In the material below, find each line that contains the word "Magazin" and copy it.

==== SOURCE RECORDS ====

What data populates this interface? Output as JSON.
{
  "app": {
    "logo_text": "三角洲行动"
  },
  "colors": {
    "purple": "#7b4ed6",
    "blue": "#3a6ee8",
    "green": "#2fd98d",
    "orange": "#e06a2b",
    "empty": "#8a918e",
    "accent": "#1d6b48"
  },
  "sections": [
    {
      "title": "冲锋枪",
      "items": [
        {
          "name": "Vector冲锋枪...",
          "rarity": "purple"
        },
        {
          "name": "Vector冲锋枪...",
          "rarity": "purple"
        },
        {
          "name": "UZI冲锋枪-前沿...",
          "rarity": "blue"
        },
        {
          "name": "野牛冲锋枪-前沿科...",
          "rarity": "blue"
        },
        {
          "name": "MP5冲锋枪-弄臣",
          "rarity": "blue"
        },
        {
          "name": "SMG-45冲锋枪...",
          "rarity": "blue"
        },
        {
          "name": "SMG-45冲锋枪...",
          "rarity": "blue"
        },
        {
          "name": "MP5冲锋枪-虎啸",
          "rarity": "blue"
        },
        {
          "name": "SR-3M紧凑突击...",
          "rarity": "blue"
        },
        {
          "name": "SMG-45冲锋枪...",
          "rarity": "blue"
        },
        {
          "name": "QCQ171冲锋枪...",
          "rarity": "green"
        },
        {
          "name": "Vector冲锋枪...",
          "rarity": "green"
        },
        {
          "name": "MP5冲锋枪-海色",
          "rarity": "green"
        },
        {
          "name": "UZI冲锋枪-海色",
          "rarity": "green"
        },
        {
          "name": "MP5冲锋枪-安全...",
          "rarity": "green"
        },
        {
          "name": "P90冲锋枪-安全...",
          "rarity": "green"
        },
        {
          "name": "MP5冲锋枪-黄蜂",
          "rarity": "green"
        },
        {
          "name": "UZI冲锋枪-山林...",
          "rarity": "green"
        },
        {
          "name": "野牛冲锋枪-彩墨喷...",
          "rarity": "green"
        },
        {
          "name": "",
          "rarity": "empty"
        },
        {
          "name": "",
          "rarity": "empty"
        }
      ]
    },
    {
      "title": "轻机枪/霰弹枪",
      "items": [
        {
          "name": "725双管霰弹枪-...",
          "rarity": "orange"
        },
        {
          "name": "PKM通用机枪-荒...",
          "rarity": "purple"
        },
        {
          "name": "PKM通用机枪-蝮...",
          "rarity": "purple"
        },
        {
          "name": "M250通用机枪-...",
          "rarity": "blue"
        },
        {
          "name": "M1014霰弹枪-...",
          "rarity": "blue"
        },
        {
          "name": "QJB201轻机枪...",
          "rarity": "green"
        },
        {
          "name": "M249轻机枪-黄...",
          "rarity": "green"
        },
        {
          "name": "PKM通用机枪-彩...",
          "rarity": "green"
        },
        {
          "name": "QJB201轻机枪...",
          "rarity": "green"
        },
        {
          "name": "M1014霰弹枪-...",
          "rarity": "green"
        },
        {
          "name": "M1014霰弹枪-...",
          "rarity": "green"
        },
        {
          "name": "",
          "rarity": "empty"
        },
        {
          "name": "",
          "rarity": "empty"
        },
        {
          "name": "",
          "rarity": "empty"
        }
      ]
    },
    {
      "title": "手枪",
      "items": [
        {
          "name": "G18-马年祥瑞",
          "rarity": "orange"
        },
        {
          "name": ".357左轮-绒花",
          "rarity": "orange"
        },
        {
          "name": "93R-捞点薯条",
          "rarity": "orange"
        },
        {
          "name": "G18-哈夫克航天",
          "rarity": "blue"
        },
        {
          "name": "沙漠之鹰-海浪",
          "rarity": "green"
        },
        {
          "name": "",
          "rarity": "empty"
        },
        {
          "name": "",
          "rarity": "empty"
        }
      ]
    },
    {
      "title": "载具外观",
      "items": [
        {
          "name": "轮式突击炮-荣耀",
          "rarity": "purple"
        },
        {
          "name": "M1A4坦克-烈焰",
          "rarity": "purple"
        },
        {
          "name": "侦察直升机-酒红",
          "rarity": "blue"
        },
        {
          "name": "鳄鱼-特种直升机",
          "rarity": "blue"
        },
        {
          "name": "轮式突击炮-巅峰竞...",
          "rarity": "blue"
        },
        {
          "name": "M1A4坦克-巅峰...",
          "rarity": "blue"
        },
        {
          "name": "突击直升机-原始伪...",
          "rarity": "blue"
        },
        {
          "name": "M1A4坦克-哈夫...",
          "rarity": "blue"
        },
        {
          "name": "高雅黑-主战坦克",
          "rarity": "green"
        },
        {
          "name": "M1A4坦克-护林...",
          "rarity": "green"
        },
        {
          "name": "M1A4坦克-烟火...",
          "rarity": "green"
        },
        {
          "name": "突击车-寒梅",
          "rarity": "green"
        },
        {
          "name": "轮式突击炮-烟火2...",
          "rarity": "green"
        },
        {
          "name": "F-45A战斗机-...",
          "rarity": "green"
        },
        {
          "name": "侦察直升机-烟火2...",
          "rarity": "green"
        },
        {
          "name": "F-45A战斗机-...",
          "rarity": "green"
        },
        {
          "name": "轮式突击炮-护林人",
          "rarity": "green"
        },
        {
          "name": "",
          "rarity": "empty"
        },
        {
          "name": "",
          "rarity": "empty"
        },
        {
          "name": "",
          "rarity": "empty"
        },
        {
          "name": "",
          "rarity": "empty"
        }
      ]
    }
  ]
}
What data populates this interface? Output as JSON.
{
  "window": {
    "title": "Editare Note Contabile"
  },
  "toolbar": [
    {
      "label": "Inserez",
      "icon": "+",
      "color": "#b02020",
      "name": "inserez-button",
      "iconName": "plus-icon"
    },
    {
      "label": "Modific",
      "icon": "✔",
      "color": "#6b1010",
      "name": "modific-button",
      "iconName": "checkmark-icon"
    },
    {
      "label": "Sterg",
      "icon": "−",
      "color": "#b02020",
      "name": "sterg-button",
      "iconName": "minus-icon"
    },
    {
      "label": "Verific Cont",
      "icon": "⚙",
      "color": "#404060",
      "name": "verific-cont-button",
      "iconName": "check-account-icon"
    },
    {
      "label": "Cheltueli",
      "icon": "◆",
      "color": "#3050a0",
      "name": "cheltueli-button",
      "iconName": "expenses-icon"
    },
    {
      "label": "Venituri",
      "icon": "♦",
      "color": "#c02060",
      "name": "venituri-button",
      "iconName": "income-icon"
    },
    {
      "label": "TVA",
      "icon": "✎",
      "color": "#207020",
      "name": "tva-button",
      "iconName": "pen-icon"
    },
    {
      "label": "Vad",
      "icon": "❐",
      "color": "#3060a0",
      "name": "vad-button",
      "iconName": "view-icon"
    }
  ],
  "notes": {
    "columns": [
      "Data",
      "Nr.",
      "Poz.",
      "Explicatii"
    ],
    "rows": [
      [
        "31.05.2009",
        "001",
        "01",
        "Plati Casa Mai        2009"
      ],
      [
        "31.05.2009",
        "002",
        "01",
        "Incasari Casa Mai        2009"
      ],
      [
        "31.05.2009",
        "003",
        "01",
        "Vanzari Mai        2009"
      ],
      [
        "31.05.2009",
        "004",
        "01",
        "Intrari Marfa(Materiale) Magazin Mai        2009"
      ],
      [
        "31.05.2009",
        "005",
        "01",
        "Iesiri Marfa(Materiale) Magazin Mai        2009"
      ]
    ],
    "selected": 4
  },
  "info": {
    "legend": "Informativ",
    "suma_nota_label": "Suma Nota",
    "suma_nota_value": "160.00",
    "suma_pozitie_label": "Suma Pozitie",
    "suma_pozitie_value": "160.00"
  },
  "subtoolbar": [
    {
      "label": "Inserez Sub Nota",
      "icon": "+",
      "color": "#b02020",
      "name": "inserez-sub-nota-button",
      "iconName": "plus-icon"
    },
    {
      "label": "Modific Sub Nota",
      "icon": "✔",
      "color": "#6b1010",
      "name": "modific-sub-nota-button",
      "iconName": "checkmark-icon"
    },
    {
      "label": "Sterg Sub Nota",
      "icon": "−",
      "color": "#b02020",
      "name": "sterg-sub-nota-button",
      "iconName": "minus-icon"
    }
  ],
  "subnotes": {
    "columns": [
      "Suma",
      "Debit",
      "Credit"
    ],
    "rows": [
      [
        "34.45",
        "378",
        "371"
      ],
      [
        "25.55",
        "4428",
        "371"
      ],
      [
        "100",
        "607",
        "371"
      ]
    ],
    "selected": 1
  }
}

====

TASK SOLUTION ▸
        "Intrari Marfa(Materiale) Magazin Mai        2009"
        "Iesiri Marfa(Materiale) Magazin Mai        2009"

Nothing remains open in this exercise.